Chocolate fries bring crowds back to McDonald's Japan



    Feb 18, 2016

    Chocolate fries bring crowds back to McDonald's Japan


    CUSTOMERS like Shigeaki Yamaguchi may be the last hope for McDonald's Japan as it battles slumping sales in the wake of an embarrassing string of food scandals.

    At a location in Tokyo's busy Shinjuku district, Mr Yamaguchi munched on the chain's newest culinary offering - french fries drizzled in brown and white chocolate syrup.

    "Delicious," the 37-year-old proclaimed as he dug into the sticky, 330-yen (S$4) McChoco Potato.

    "The reason I came is that I wanted to taste products that didn't exist until now."

    Love them or hate them, social media spun into a frenzy over chocolate fries and customer numbers rose in January for the first time in several years - just as the salty-sweet creation launched.

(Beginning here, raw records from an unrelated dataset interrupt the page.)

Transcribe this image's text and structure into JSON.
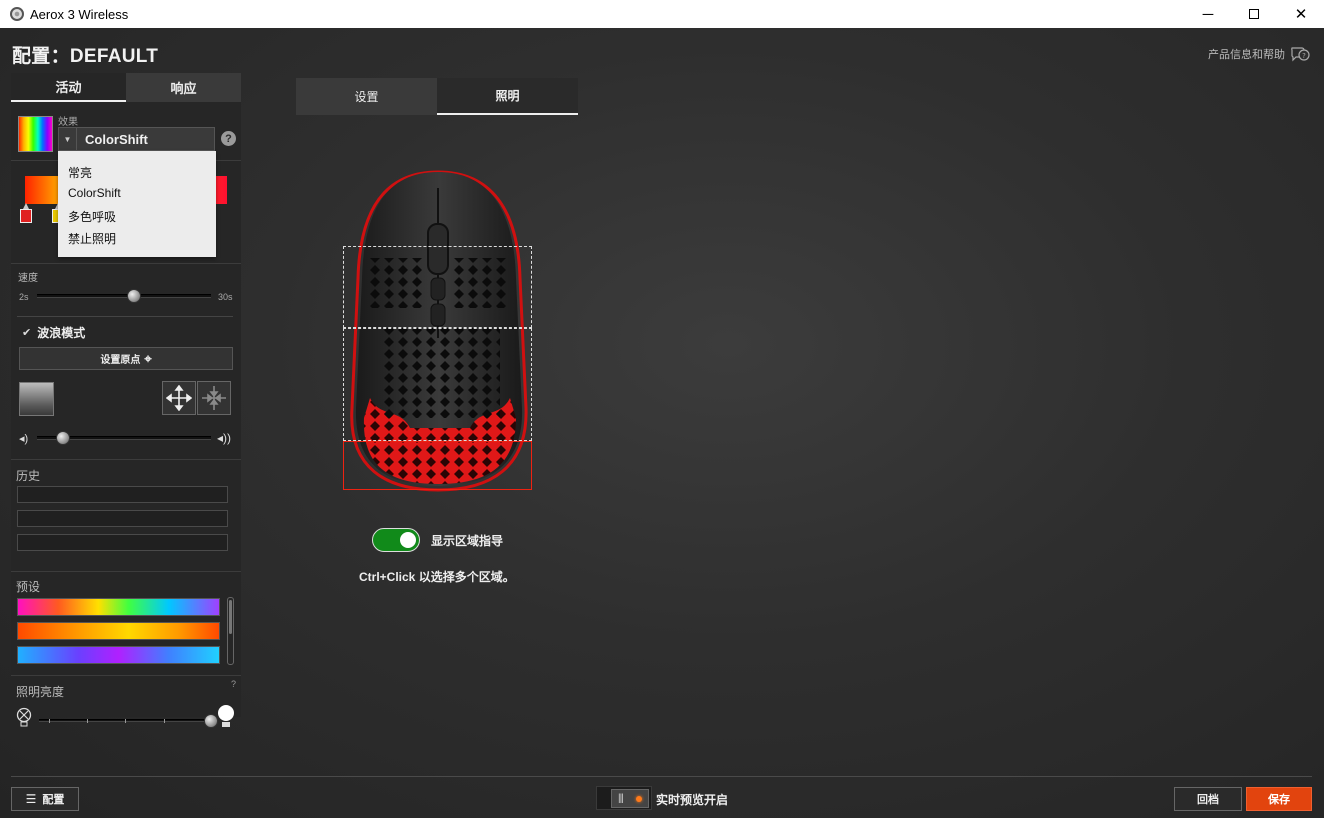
{
  "window": {
    "title": "Aerox 3 Wireless",
    "minimize": "─",
    "close": "✕"
  },
  "header": {
    "profile_title": "配置：DEFAULT",
    "help_link": "产品信息和帮助"
  },
  "left_tabs": [
    {
      "label": "活动",
      "active": true
    },
    {
      "label": "响应",
      "active": false
    }
  ],
  "effect": {
    "label": "效果",
    "selected": "ColorShift",
    "help": "?",
    "options": [
      "常亮",
      "ColorShift",
      "多色呼吸",
      "禁止照明"
    ]
  },
  "speed": {
    "label": "速度",
    "min": "2s",
    "max": "30s",
    "value_fraction": 0.56
  },
  "wave": {
    "label": "波浪模式",
    "checked": true,
    "set_origin": "设置原点"
  },
  "wave_intensity": {
    "value_fraction": 0.15
  },
  "history": {
    "label": "历史"
  },
  "presets": {
    "label": "预设"
  },
  "brightness": {
    "label": "照明亮度",
    "help": "?",
    "value_fraction": 1.0
  },
  "center_tabs": [
    {
      "label": "设置",
      "active": false
    },
    {
      "label": "照明",
      "active": true
    }
  ],
  "zone_guide": {
    "label": "显示区域指导",
    "enabled": true
  },
  "hint": "Ctrl+Click 以选择多个区域。",
  "bottom": {
    "config_button": "配置",
    "live_preview": "实时预览开启",
    "revert_button": "回档",
    "save_button": "保存"
  },
  "colors": {
    "accent_orange": "#e2440e",
    "toggle_green": "#118a1a",
    "zone_red": "#e21"
  },
  "icons": {
    "help_chat": "chat-help-icon",
    "origin": "crosshair-icon",
    "expand": "arrows-out-icon",
    "collapse": "arrows-in-icon"
  }
}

    Still, food-industry watchers warn it will take more than the apparent success of chocolate fries to save the fast-food chain's bacon.

    Market share in Japan slipped to 10.4 per cent in 2014 from nearly 14 per cent five years earlier, according to market research firm Euromonitor, putting the chain well behind ubiquitous convenience stores stocking a wide range of food and Japanese quick-service chains.

    McDonald's Japan last week reported an annual loss of 34.7 billion yen, its second straight year in the red and the biggest shortfall since opening its first store in Tokyo's posh Ginza district in 1971.

    US-based McDonald's is mulling over the sale of some of its stake in the Japan unit, which has closed hundreds of its 3,000 outlets in recent years.

    Some analysts speculate the buyer will be the Japan-based owner of the 7-11 chain of convenience stores.

    Sales went into a steep dive after a mainland Chinese supplier was discovered to be mixing out-of-date meat with fresh produce. Then, bits of plastic were found in a sundae and pieces of vinyl in chicken nuggets.

    The apparent discovery of a human tooth in a box of french fries was, for many consumers, the icing on an increasingly unappetising cake.

    Vows to improve food quality and win back trust followed. A new mix-and-match menu with burgers, side dishes and desserts has been in the offing, as well as a focus on local produce, such as using cheese from northern Hokkaido or sweet potatoes from south-western Japan.